So in this section, one person said:

“The most frustrated word ‘move on’. People talking like it's a button you press. Believe me, if it's that easy I would have done it straight after the breakup, but it's the bloody brain that you don't have any control of. It's not stopping, and thinking, and analyzing.”


Right, exactly what I was just saying. It's not that easy. There’s another one I saw here that I agreed with actually, I hearted this one.

“This is the most judgmental and unhelpful comment, everyone deserves empathy.”

Right, and it goes on and on. People are talking more about that in the comment section, but it's not something that you control. 

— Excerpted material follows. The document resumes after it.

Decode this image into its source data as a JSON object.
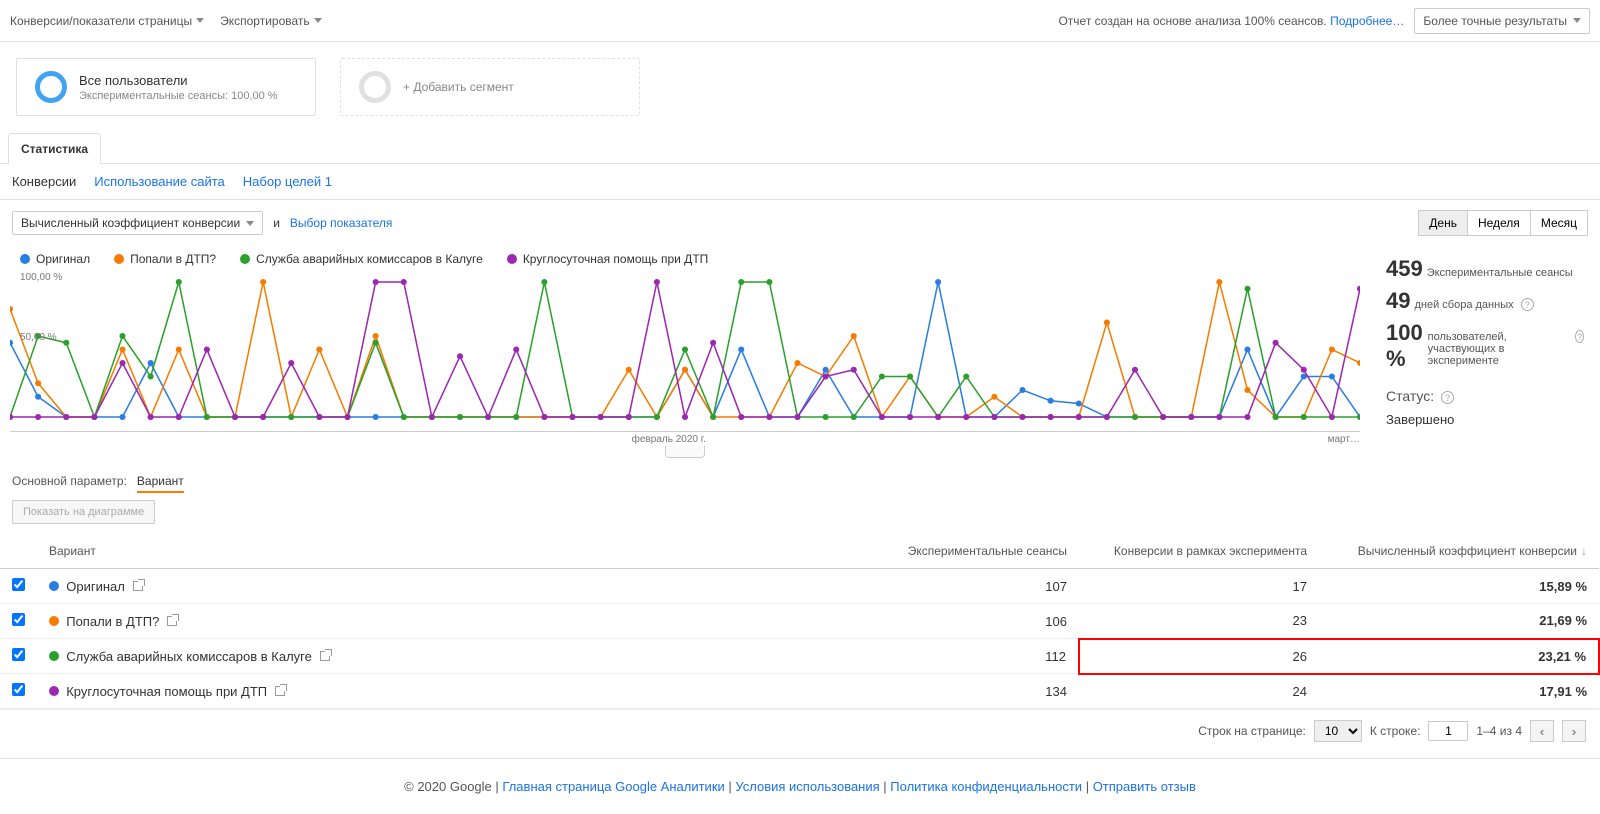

So why is it that you want this person back right? That's the original question, why is it that you want this person back in your life? It has a lot to do with the addicted brain, because I think being an anxious attacher essentially is being codependent, and codependency is then addicted to the neurological chemicals that that person releases for you. The oxytocin, the adrenaline, the dopamine. Everything that comes around is associated with that person. This is why whenever I have sessions with people, even after the session, they feel so much better because they got to talk about that person at least. They got to say the person's name, they got to get it all out there in the open. It gave them this secondary hit of dopamine, because they're still able to be associated with that person in some way, shape or form. This is why it's hard for a lot of people to get over, to cut off the friends and the family of someone that they just got broken up with. Especially if you're an anxious person or an anxious attacher, and just preoccupied. It's something that you really have no control over. 

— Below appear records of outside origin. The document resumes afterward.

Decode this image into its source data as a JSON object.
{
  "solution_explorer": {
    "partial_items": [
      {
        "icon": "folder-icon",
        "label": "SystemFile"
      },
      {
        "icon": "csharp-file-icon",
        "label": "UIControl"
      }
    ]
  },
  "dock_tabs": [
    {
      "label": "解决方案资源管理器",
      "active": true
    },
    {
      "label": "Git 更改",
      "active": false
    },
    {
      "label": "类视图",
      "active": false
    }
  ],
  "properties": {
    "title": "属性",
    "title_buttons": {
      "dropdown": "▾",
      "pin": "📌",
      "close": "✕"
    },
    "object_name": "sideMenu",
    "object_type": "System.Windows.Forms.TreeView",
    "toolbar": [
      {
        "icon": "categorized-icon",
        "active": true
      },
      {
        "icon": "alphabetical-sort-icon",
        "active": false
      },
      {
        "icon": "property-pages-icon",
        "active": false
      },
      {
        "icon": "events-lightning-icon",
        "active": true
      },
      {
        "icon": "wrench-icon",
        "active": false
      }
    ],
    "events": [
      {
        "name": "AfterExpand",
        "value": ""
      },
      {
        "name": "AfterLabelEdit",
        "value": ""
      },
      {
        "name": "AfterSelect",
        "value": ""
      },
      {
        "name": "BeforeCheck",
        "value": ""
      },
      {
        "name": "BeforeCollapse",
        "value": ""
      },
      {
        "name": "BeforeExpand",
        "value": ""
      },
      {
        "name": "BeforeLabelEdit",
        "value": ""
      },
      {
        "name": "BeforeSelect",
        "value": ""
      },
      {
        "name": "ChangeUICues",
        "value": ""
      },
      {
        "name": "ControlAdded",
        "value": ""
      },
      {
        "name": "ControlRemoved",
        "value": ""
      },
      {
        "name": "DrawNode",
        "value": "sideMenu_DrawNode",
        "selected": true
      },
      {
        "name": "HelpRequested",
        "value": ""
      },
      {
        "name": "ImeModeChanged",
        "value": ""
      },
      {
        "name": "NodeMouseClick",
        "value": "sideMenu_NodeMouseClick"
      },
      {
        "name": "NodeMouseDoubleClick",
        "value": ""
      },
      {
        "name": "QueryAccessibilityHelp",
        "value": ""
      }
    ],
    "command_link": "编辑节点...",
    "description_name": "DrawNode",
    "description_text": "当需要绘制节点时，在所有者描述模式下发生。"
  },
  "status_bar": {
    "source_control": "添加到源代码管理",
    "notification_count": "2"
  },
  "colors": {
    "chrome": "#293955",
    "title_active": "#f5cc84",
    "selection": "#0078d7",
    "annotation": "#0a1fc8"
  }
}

So whenever you are about to poke poke at someone, and make a little bit of a dig, you have to understand this isn't something that they're willingly choosing to do. If you think about someone who's in realistic relationships where they're getting abused, or someone who essentially needs to go to some type of battered women's shelter, or something like that, they're not choosing that. As anxious attaching people, we're not choosing to be insecure, we're not choosing to be clingy or needy. This is just the way that we've learned how to get our needs met. If you think about the book “Attached”, one example that they gave is once the caveman left the cave, you have a few different types of people: the people that are gonna grasp onto him and grasp his leg and say ‘hey never leave, I don't want you to go’, or you have people that's going to say ‘all right, see you later’. We, as anxious attachers, tend to be the more grasping of the leg. We feel that abandonment coming, because out there in the world, anything can happen, even after a breakup. We don't know if we're going to ever meet anyone else, after this person. We don't know if this person's going to meet someone else and never come back to us. The number one concern most people said is that they’ll never see this person again or they'll never come back, or this person will leave me. That's the biggest concern, is they'll leave me and they'll never come back. I have to brace them for option two, because one, the worst has already been done, they've left, and two is, you have to change yourself so that if they do come back or heal yourself so that they do come back, they won't leave you again. Essentially, once you have that pause and that reset in the relationship (that's why you see the off and on relationships happen), you have that pause and that reset where the person may give you a second opportunity or a third opportunity or sometimes fourth, fifth, sixth. If you haven't changed the way that you're showing up, they're just going to leave again, or you're just going to push them away again. 

So, if you want my help personally, reach out to me on my website, www.fruitfulseedz.com. I hope you found this valuable. Please like, comment and share, and always remember, when you go be love, you'll never have to find it. Namaste.